● The records
--------

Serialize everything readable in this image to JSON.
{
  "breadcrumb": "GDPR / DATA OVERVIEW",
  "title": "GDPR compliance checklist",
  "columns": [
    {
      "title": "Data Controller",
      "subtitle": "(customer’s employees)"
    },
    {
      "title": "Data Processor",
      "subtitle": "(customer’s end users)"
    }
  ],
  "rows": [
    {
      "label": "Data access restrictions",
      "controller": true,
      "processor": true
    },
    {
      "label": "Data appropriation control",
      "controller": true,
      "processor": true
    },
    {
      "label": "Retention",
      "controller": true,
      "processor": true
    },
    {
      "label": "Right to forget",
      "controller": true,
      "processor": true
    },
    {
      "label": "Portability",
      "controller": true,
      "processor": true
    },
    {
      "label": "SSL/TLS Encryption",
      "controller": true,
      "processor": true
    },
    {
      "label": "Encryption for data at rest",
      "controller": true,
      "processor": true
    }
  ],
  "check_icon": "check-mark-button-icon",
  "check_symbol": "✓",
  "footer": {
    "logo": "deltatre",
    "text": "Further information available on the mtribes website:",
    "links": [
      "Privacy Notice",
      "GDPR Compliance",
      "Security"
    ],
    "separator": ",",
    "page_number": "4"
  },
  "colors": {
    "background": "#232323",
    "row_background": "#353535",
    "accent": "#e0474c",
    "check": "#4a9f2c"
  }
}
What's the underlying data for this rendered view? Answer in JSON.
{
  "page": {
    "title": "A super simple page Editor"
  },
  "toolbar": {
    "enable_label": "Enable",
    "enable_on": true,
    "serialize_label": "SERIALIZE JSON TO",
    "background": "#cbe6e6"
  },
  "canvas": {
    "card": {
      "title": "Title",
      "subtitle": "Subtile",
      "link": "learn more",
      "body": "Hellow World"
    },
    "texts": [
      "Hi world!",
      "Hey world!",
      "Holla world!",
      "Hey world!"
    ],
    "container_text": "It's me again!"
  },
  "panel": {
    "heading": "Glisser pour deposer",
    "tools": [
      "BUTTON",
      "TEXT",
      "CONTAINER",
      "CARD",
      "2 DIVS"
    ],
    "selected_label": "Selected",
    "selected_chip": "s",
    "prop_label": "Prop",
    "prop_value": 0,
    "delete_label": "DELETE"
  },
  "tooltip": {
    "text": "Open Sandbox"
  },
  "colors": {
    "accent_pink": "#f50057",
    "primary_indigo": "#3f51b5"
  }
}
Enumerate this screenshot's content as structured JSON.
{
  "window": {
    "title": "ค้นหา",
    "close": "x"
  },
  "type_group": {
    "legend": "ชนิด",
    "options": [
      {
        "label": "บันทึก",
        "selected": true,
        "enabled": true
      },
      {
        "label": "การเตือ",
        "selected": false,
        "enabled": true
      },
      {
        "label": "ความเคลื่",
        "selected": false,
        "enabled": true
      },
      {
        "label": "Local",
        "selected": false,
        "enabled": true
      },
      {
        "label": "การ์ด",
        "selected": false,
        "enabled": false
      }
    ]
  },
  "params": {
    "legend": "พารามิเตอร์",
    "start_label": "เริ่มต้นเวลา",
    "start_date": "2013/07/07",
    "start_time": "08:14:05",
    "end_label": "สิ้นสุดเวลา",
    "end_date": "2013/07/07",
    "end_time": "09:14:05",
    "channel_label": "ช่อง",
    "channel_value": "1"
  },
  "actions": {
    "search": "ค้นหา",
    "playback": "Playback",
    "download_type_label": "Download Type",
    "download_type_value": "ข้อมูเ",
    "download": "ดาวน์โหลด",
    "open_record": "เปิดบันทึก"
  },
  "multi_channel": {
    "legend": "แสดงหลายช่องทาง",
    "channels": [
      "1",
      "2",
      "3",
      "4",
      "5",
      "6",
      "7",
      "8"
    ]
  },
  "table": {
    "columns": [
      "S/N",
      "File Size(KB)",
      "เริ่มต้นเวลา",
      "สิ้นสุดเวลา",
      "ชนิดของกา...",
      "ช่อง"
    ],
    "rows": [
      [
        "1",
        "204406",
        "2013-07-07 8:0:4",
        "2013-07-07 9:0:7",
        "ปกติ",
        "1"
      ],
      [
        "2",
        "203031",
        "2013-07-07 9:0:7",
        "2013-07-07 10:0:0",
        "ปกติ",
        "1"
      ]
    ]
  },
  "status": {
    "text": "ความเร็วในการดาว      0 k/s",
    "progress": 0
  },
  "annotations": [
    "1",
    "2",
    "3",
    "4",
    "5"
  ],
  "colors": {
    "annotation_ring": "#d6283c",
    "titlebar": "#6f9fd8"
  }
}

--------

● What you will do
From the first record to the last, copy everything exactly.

● Your solution
Serialize everything readable in this image to JSON.
{
  "breadcrumb": "GDPR / DATA OVERVIEW",
  "title": "GDPR compliance checklist",
  "columns": [
    {
      "title": "Data Controller",
      "subtitle": "(customer’s employees)"
    },
    {
      "title": "Data Processor",
      "subtitle": "(customer’s end users)"
    }
  ],
  "rows": [
    {
      "label": "Data access restrictions",
      "controller": true,
      "processor": true
    },
    {
      "label": "Data appropriation control",
      "controller": true,
      "processor": true
    },
    {
      "label": "Retention",
      "controller": true,
      "processor": true
    },
    {
      "label": "Right to forget",
      "controller": true,
      "processor": true
    },
    {
      "label": "Portability",
      "controller": true,
      "processor": true
    },
    {
      "label": "SSL/TLS Encryption",
      "controller": true,
      "processor": true
    },
    {
      "label": "Encryption for data at rest",
      "controller": true,
      "processor": true
    }
  ],
  "check_icon": "check-mark-button-icon",
  "check_symbol": "✓",
  "footer": {
    "logo": "deltatre",
    "text": "Further information available on the mtribes website:",
    "links": [
      "Privacy Notice",
      "GDPR Compliance",
      "Security"
    ],
    "separator": ",",
    "page_number": "4"
  },
  "colors": {
    "background": "#232323",
    "row_background": "#353535",
    "accent": "#e0474c",
    "check": "#4a9f2c"
  }
}
What's the underlying data for this rendered view? Answer in JSON.
{
  "page": {
    "title": "A super simple page Editor"
  },
  "toolbar": {
    "enable_label": "Enable",
    "enable_on": true,
    "serialize_label": "SERIALIZE JSON TO",
    "background": "#cbe6e6"
  },
  "canvas": {
    "card": {
      "title": "Title",
      "subtitle": "Subtile",
      "link": "learn more",
      "body": "Hellow World"
    },
    "texts": [
      "Hi world!",
      "Hey world!",
      "Holla world!",
      "Hey world!"
    ],
    "container_text": "It's me again!"
  },
  "panel": {
    "heading": "Glisser pour deposer",
    "tools": [
      "BUTTON",
      "TEXT",
      "CONTAINER",
      "CARD",
      "2 DIVS"
    ],
    "selected_label": "Selected",
    "selected_chip": "s",
    "prop_label": "Prop",
    "prop_value": 0,
    "delete_label": "DELETE"
  },
  "tooltip": {
    "text": "Open Sandbox"
  },
  "colors": {
    "accent_pink": "#f50057",
    "primary_indigo": "#3f51b5"
  }
}
Enumerate this screenshot's content as structured JSON.
{
  "window": {
    "title": "ค้นหา",
    "close": "x"
  },
  "type_group": {
    "legend": "ชนิด",
    "options": [
      {
        "label": "บันทึก",
        "selected": true,
        "enabled": true
      },
      {
        "label": "การเตือ",
        "selected": false,
        "enabled": true
      },
      {
        "label": "ความเคลื่",
        "selected": false,
        "enabled": true
      },
      {
        "label": "Local",
        "selected": false,
        "enabled": true
      },
      {
        "label": "การ์ด",
        "selected": false,
        "enabled": false
      }
    ]
  },
  "params": {
    "legend": "พารามิเตอร์",
    "start_label": "เริ่มต้นเวลา",
    "start_date": "2013/07/07",
    "start_time": "08:14:05",
    "end_label": "สิ้นสุดเวลา",
    "end_date": "2013/07/07",
    "end_time": "09:14:05",
    "channel_label": "ช่อง",
    "channel_value": "1"
  },
  "actions": {
    "search": "ค้นหา",
    "playback": "Playback",
    "download_type_label": "Download Type",
    "download_type_value": "ข้อมูเ",
    "download": "ดาวน์โหลด",
    "open_record": "เปิดบันทึก"
  },
  "multi_channel": {
    "legend": "แสดงหลายช่องทาง",
    "channels": [
      "1",
      "2",
      "3",
      "4",
      "5",
      "6",
      "7",
      "8"
    ]
  },
  "table": {
    "columns": [
      "S/N",
      "File Size(KB)",
      "เริ่มต้นเวลา",
      "สิ้นสุดเวลา",
      "ชนิดของกา...",
      "ช่อง"
    ],
    "rows": [
      [
        "1",
        "204406",
        "2013-07-07 8:0:4",
        "2013-07-07 9:0:7",
        "ปกติ",
        "1"
      ],
      [
        "2",
        "203031",
        "2013-07-07 9:0:7",
        "2013-07-07 10:0:0",
        "ปกติ",
        "1"
      ]
    ]
  },
  "status": {
    "text": "ความเร็วในการดาว      0 k/s",
    "progress": 0
  },
  "annotations": [
    "1",
    "2",
    "3",
    "4",
    "5"
  ],
  "colors": {
    "annotation_ring": "#d6283c",
    "titlebar": "#6f9fd8"
  }
}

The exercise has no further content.